◆ **Study material**:
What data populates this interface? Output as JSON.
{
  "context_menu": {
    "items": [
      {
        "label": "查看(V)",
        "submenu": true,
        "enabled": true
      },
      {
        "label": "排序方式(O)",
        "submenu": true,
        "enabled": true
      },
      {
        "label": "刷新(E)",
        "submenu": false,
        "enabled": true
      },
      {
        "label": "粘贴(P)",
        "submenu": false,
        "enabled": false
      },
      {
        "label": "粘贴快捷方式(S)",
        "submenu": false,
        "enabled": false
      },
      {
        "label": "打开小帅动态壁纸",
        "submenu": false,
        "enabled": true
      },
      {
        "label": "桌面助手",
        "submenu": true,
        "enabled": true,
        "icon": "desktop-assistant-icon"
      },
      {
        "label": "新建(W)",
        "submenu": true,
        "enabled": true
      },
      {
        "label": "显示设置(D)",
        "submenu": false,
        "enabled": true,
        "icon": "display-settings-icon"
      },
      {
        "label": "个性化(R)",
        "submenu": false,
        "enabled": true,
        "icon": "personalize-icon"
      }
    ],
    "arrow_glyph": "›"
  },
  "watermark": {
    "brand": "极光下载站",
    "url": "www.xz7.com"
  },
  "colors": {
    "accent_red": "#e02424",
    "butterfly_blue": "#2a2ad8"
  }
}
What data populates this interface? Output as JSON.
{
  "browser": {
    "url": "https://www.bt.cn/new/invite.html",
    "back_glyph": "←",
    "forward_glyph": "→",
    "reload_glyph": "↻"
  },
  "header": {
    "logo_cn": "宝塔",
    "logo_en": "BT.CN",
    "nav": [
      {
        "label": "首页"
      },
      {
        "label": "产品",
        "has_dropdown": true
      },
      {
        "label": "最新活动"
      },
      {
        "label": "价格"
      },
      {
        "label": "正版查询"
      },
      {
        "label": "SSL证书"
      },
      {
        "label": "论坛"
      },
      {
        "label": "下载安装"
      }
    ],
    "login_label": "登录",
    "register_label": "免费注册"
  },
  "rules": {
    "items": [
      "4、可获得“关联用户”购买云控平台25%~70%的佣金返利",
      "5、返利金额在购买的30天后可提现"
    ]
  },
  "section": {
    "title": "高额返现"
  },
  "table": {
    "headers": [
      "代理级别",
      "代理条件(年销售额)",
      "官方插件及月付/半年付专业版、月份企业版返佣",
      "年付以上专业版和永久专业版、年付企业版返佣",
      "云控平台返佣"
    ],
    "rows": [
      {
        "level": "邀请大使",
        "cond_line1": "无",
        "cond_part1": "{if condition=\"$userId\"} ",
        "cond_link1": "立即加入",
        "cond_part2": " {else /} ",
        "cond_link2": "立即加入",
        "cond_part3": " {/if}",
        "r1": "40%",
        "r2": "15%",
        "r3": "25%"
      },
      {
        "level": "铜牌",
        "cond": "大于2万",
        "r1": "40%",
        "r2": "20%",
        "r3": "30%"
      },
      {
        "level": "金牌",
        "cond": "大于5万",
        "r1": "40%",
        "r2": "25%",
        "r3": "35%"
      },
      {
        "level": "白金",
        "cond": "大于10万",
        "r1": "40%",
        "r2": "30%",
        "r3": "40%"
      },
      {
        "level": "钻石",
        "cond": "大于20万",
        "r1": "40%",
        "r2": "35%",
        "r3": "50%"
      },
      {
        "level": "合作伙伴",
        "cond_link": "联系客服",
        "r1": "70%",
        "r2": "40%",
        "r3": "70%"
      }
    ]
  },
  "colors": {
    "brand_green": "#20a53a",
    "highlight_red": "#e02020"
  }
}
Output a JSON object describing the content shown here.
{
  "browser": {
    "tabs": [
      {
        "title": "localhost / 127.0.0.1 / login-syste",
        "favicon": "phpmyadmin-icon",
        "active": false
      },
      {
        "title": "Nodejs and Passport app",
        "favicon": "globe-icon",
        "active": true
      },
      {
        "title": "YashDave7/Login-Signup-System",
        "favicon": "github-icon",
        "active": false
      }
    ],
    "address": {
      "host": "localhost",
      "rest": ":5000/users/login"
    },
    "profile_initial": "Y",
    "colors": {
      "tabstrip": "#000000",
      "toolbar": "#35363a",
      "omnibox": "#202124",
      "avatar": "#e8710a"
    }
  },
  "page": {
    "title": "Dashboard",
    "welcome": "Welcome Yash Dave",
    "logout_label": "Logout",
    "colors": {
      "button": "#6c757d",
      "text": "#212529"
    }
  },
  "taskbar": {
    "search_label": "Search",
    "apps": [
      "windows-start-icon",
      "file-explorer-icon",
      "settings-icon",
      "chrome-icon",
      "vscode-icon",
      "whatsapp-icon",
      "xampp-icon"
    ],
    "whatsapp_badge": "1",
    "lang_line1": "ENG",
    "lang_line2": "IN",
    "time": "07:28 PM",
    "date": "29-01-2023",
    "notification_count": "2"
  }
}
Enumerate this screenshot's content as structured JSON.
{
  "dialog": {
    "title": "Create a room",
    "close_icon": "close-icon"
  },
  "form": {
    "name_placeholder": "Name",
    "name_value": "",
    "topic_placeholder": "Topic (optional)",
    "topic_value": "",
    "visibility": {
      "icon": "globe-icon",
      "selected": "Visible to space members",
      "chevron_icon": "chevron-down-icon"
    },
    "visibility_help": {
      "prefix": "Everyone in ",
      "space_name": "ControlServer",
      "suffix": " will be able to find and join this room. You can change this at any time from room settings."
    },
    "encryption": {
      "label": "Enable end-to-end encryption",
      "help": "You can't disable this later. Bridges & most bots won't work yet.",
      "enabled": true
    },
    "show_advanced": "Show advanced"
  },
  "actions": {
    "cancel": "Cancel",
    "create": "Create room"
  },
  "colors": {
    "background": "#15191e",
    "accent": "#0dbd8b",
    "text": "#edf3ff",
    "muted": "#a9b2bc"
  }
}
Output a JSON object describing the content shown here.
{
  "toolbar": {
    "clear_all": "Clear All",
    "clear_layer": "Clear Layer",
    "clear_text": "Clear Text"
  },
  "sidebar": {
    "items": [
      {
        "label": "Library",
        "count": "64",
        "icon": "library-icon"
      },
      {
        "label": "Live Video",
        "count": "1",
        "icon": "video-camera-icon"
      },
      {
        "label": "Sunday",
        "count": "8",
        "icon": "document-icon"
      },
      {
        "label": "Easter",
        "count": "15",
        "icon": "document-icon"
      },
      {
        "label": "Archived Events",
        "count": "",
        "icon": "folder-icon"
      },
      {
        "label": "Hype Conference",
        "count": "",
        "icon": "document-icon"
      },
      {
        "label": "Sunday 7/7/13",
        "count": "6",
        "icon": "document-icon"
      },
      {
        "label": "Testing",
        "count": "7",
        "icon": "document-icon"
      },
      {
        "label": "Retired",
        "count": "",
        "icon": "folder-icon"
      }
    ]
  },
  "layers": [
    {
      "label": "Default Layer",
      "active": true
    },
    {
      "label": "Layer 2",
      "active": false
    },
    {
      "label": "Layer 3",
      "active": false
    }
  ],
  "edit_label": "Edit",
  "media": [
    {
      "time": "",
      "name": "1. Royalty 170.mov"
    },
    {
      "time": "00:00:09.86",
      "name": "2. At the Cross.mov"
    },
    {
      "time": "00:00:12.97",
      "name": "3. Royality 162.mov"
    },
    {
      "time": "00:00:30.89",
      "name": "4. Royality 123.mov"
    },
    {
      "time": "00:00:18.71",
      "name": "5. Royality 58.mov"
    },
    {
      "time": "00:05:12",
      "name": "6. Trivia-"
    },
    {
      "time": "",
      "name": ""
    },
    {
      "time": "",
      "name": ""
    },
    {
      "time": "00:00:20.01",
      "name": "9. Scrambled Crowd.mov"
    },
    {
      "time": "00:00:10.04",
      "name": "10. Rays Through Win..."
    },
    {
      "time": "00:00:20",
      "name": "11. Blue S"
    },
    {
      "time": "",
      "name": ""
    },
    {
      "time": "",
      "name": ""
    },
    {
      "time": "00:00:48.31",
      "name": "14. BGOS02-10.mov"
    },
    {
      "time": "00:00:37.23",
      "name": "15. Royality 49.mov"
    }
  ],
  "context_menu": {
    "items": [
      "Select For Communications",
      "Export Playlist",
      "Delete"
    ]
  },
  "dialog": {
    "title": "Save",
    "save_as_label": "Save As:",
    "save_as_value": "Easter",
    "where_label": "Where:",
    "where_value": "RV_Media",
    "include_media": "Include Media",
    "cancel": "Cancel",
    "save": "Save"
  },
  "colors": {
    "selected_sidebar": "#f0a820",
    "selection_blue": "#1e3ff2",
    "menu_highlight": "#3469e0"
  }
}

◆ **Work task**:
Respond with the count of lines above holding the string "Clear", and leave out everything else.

◆ **Response**:
3